Frankly My dear offers movie buffs and would-be movie buffs the chance to brush up on their movie trivia. There are more than 700 classic movie quotes, from a wide range of movies, old and recent.
The book is set out with a set of seven quotes on each right hand page, and the answers (which movie each quote belongs to) on the reverse left hand page, so that the book can be used as a trivia game, either alone or in groups. There are instructions on how to play the quiz game, but the book is also fun for just browsing and testing your own knowledge.
A great gift for the movie lover in your life.
Frankly My Dear…The Ultimate Movie Quote Quiz Book
Allen & Unwin, 2005
The half-moon came out, its crescent of light shining in the calm sea.
It shone on the soldiers who burst out of the woods, and on the sampans racing up the river to hide.

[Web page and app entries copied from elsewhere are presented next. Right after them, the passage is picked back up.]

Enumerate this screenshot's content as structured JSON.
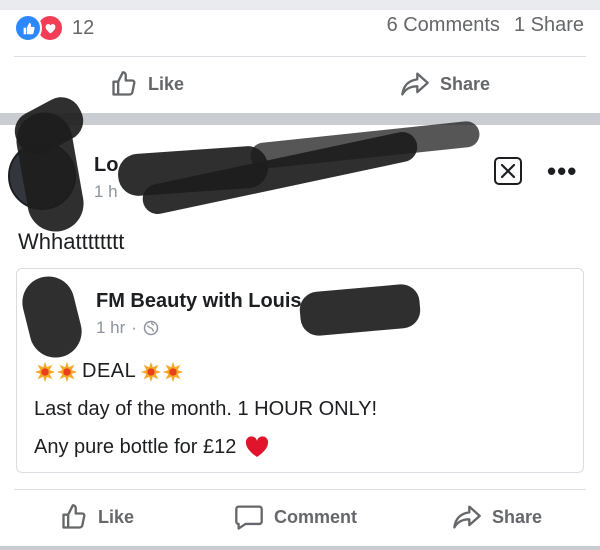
{
  "reactions": {
    "count": "12",
    "types": [
      "like-icon",
      "love-icon"
    ]
  },
  "stats": {
    "comments": "6 Comments",
    "shares": "1 Share"
  },
  "top_actions": {
    "like": "Like",
    "share": "Share"
  },
  "post": {
    "author_visible": "Lo",
    "time_visible": "1 h",
    "text": "Whhatttttttt"
  },
  "shared_post": {
    "author": "FM Beauty with Louis",
    "time": "1 hr",
    "dot": "·",
    "deal": "DEAL",
    "line2": "Last day of the month. 1 HOUR ONLY!",
    "line3": "Any pure bottle for £12"
  },
  "bottom_actions": {
    "like": "Like",
    "comment": "Comment",
    "share": "Share"
  },
  "colors": {
    "like_blue": "#2d88ff",
    "love_red": "#f33e58",
    "meta_gray": "#65676b"
  }
}
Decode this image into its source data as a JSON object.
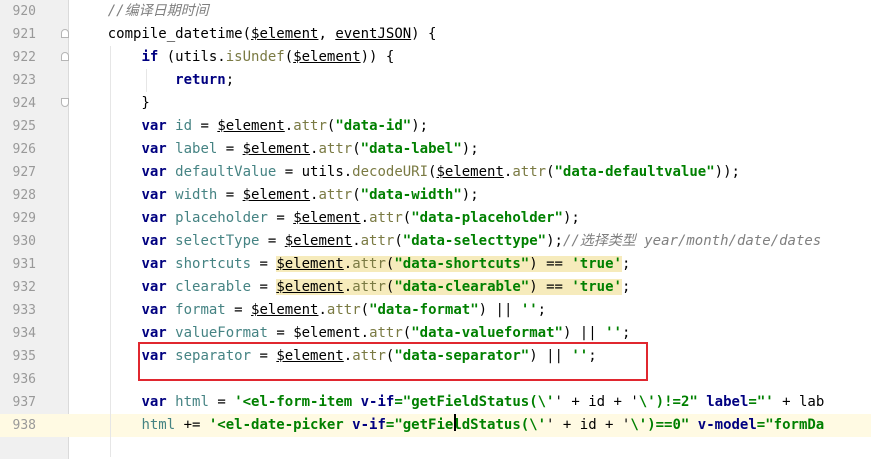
{
  "editor": {
    "lines": [
      {
        "num": "920",
        "tokens": [
          [
            "cmt",
            "    //编译日期时间"
          ]
        ]
      },
      {
        "num": "921",
        "tokens": [
          [
            "fn",
            "    "
          ],
          [
            "fn",
            "compile_datetime"
          ],
          [
            "fn",
            "("
          ],
          [
            "dl",
            "$element"
          ],
          [
            "fn",
            ", "
          ],
          [
            "dl",
            "eventJSON"
          ],
          [
            "fn",
            ") {"
          ]
        ]
      },
      {
        "num": "922",
        "tokens": [
          [
            "fn",
            "        "
          ],
          [
            "kw",
            "if"
          ],
          [
            "fn",
            " (utils."
          ],
          [
            "mt",
            "isUndef"
          ],
          [
            "fn",
            "("
          ],
          [
            "dl",
            "$element"
          ],
          [
            "fn",
            ")) {"
          ]
        ]
      },
      {
        "num": "923",
        "tokens": [
          [
            "fn",
            "            "
          ],
          [
            "kw",
            "return"
          ],
          [
            "fn",
            ";"
          ]
        ]
      },
      {
        "num": "924",
        "tokens": [
          [
            "fn",
            "        }"
          ]
        ]
      },
      {
        "num": "925",
        "tokens": [
          [
            "fn",
            "        "
          ],
          [
            "kw",
            "var"
          ],
          [
            "vr",
            " id"
          ],
          [
            "fn",
            " = "
          ],
          [
            "dl",
            "$element"
          ],
          [
            "fn",
            "."
          ],
          [
            "mt",
            "attr"
          ],
          [
            "fn",
            "("
          ],
          [
            "st",
            "\"data-id\""
          ],
          [
            "fn",
            ");"
          ]
        ]
      },
      {
        "num": "926",
        "tokens": [
          [
            "fn",
            "        "
          ],
          [
            "kw",
            "var"
          ],
          [
            "vr",
            " label"
          ],
          [
            "fn",
            " = "
          ],
          [
            "dl",
            "$element"
          ],
          [
            "fn",
            "."
          ],
          [
            "mt",
            "attr"
          ],
          [
            "fn",
            "("
          ],
          [
            "st",
            "\"data-label\""
          ],
          [
            "fn",
            ");"
          ]
        ]
      },
      {
        "num": "927",
        "tokens": [
          [
            "fn",
            "        "
          ],
          [
            "kw",
            "var"
          ],
          [
            "vr",
            " defaultValue"
          ],
          [
            "fn",
            " = utils."
          ],
          [
            "mt",
            "decodeURI"
          ],
          [
            "fn",
            "("
          ],
          [
            "dl",
            "$element"
          ],
          [
            "fn",
            "."
          ],
          [
            "mt",
            "attr"
          ],
          [
            "fn",
            "("
          ],
          [
            "st",
            "\"data-defaultvalue\""
          ],
          [
            "fn",
            "));"
          ]
        ]
      },
      {
        "num": "928",
        "tokens": [
          [
            "fn",
            "        "
          ],
          [
            "kw",
            "var"
          ],
          [
            "vr",
            " width"
          ],
          [
            "fn",
            " = "
          ],
          [
            "dl",
            "$element"
          ],
          [
            "fn",
            "."
          ],
          [
            "mt",
            "attr"
          ],
          [
            "fn",
            "("
          ],
          [
            "st",
            "\"data-width\""
          ],
          [
            "fn",
            ");"
          ]
        ]
      },
      {
        "num": "929",
        "tokens": [
          [
            "fn",
            "        "
          ],
          [
            "kw",
            "var"
          ],
          [
            "vr",
            " placeholder"
          ],
          [
            "fn",
            " = "
          ],
          [
            "dl",
            "$element"
          ],
          [
            "fn",
            "."
          ],
          [
            "mt",
            "attr"
          ],
          [
            "fn",
            "("
          ],
          [
            "st",
            "\"data-placeholder\""
          ],
          [
            "fn",
            ");"
          ]
        ]
      },
      {
        "num": "930",
        "tokens": [
          [
            "fn",
            "        "
          ],
          [
            "kw",
            "var"
          ],
          [
            "vr",
            " selectType"
          ],
          [
            "fn",
            " = "
          ],
          [
            "dl",
            "$element"
          ],
          [
            "fn",
            "."
          ],
          [
            "mt",
            "attr"
          ],
          [
            "fn",
            "("
          ],
          [
            "st",
            "\"data-selecttype\""
          ],
          [
            "fn",
            ");"
          ],
          [
            "cmt",
            "//选择类型 year/month/date/dates"
          ]
        ]
      },
      {
        "num": "931",
        "tokens": [
          [
            "fn",
            "        "
          ],
          [
            "kw",
            "var"
          ],
          [
            "vr",
            " shortcuts"
          ],
          [
            "fn",
            " = "
          ],
          [
            "dl hl",
            "$element"
          ],
          [
            "fn hl",
            "."
          ],
          [
            "mt hl",
            "attr"
          ],
          [
            "fn hl",
            "("
          ],
          [
            "st hl",
            "\"data-shortcuts\""
          ],
          [
            "fn hl",
            ") == "
          ],
          [
            "sq hl",
            "'true'"
          ],
          [
            "fn",
            ";"
          ]
        ]
      },
      {
        "num": "932",
        "tokens": [
          [
            "fn",
            "        "
          ],
          [
            "kw",
            "var"
          ],
          [
            "vr",
            " clearable"
          ],
          [
            "fn",
            " = "
          ],
          [
            "dl hl",
            "$element"
          ],
          [
            "fn hl",
            "."
          ],
          [
            "mt hl",
            "attr"
          ],
          [
            "fn hl",
            "("
          ],
          [
            "st hl",
            "\"data-clearable\""
          ],
          [
            "fn hl",
            ") == "
          ],
          [
            "sq hl",
            "'true'"
          ],
          [
            "fn",
            ";"
          ]
        ]
      },
      {
        "num": "933",
        "tokens": [
          [
            "fn",
            "        "
          ],
          [
            "kw",
            "var"
          ],
          [
            "vr",
            " format"
          ],
          [
            "fn",
            " = "
          ],
          [
            "dl",
            "$element"
          ],
          [
            "fn",
            "."
          ],
          [
            "mt",
            "attr"
          ],
          [
            "fn",
            "("
          ],
          [
            "st",
            "\"data-format\""
          ],
          [
            "fn",
            ") || "
          ],
          [
            "sq",
            "''"
          ],
          [
            "fn",
            ";"
          ]
        ]
      },
      {
        "num": "934",
        "tokens": [
          [
            "fn",
            "        "
          ],
          [
            "kw",
            "var"
          ],
          [
            "vr",
            " valueFormat"
          ],
          [
            "fn",
            " = "
          ],
          [
            "fn",
            "$element"
          ],
          [
            "fn",
            "."
          ],
          [
            "mt",
            "attr"
          ],
          [
            "fn",
            "("
          ],
          [
            "st",
            "\"data-valueformat\""
          ],
          [
            "fn",
            ") || "
          ],
          [
            "sq",
            "''"
          ],
          [
            "fn",
            ";"
          ]
        ]
      },
      {
        "num": "935",
        "tokens": [
          [
            "fn",
            "        "
          ],
          [
            "kw",
            "var"
          ],
          [
            "vr",
            " separator"
          ],
          [
            "fn",
            " = "
          ],
          [
            "dl",
            "$element"
          ],
          [
            "fn",
            "."
          ],
          [
            "mt",
            "attr"
          ],
          [
            "fn",
            "("
          ],
          [
            "st",
            "\"data-separator\""
          ],
          [
            "fn",
            ") || "
          ],
          [
            "sq",
            "''"
          ],
          [
            "fn",
            ";"
          ]
        ]
      },
      {
        "num": "936",
        "tokens": []
      },
      {
        "num": "937",
        "tokens": [
          [
            "fn",
            "        "
          ],
          [
            "kw",
            "var"
          ],
          [
            "vr",
            " html"
          ],
          [
            "fn",
            " = "
          ],
          [
            "sq",
            "'<el-form-item "
          ],
          [
            "kw",
            "v-if"
          ],
          [
            "st",
            "=\"getFieldStatus(\\'"
          ],
          [
            "fn",
            "' + id + '"
          ],
          [
            "st",
            "\\')!=2\""
          ],
          [
            "kw",
            " label"
          ],
          [
            "st",
            "=\"'"
          ],
          [
            "fn",
            " + lab"
          ]
        ]
      },
      {
        "num": "938",
        "tokens": [
          [
            "fn",
            "        "
          ],
          [
            "vr",
            "html"
          ],
          [
            "fn",
            " += "
          ],
          [
            "sq",
            "'<el-date-picker "
          ],
          [
            "kw",
            "v-if"
          ],
          [
            "st",
            "=\"getFieldStatus(\\'"
          ],
          [
            "fn",
            "' + id + '"
          ],
          [
            "st",
            "\\')==0\""
          ],
          [
            "kw",
            " v-model"
          ],
          [
            "st",
            "=\"formDa"
          ]
        ]
      }
    ]
  },
  "colors": {
    "keyword": "#000080",
    "string": "#008000",
    "comment": "#808080",
    "highlight_box": "#e0272f"
  }
}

It shone on the shore where Ma waited with Mai, while the fishing boat with Ba and Trung sailed out to cross the sea to Australia, 6000 kilometres away.
It is 1978. Trung, his sister Mai and their mother live together in Vietnam. Their father has been in prison for two years, because he was a doctor for the army that lost the war. In the dead of night Trung, Mai and Ma make their way to the beach where they are briefly reunited with Ba. Then, in the mad rush to get aboard boats which are their chance to leave Vietnam, the family is separated – Trung and Ba make it aboard, but Ma and Mai have been left behind.
After a long and dreadful journey, Trung and his father arrive in Australia, where they begin their new life, but both of them have challenges to face, living in a strange country with a strange language. The biggest challenge of all is missing those they left behind.
Across the Dark Sea is a junior novel which shares one boy’s story of coming to Australia as a refugee. Because the issue is humanised through the endearing character of Trung, children will be able to better understand some of the challenges both of getting to Australia and of building a new life here.
Making Tracks is a new series of junior novels produced by the National Museum of Australia Press, presenting history to primary school aged children through accessible stories. Each story is written by a well known Australian author, and based around an artefact from the National Museum’s collection.
A wonderful little book.
Across the Dark Sea, by Wendy Orr
National Museum of Australia Press, 2006
May 9, 1927 didn’t start as a perfect day. Not for Billy.
‘Rise and shine!’ yelled Mr Cuddy. ‘Blast the boy, he’d sleep through a mob of emus galloping through the butter! Billy!’
‘Coming Mr Cuddy!’ Billy rolled over on the potato sacks in the sleep-out, waking Dusty beside him.
Life is hard for Billy, an orphan who has been sent to work on a farm near Canberra. He works long hours, doesn’t get enough to eat, and can’t keep warm. But when he hears that Mr Cuddy, the farmer, is going to shoot Dusty, the dog who is Billy’s only friend, Billy knows life could get much worse. He has until sun-down to find a new home for Dusty.
It is the opening day of the new Parliament House, and there is plenty of traffic heading for Canberra. Perhaps Billy can find someone to take Dusty home. When he finds a car broken down at the side of the road, he ends up with more than that.
One Perfect Day is a junior novel about friendship and loyalty, set amidst the events of the commissioning of the original Parliament House in Canberra. Part of the Making Tracks series, published by The National Museum of Australia Press, One Perfect Day is an easy to read offering, with plenty of interest for young readers. Kids will love the surprise ending and be fascinated by the old motor cars which feature heavily in the story.
One Perfect Day, by Jackie French
National Museum of Australia Press, 2006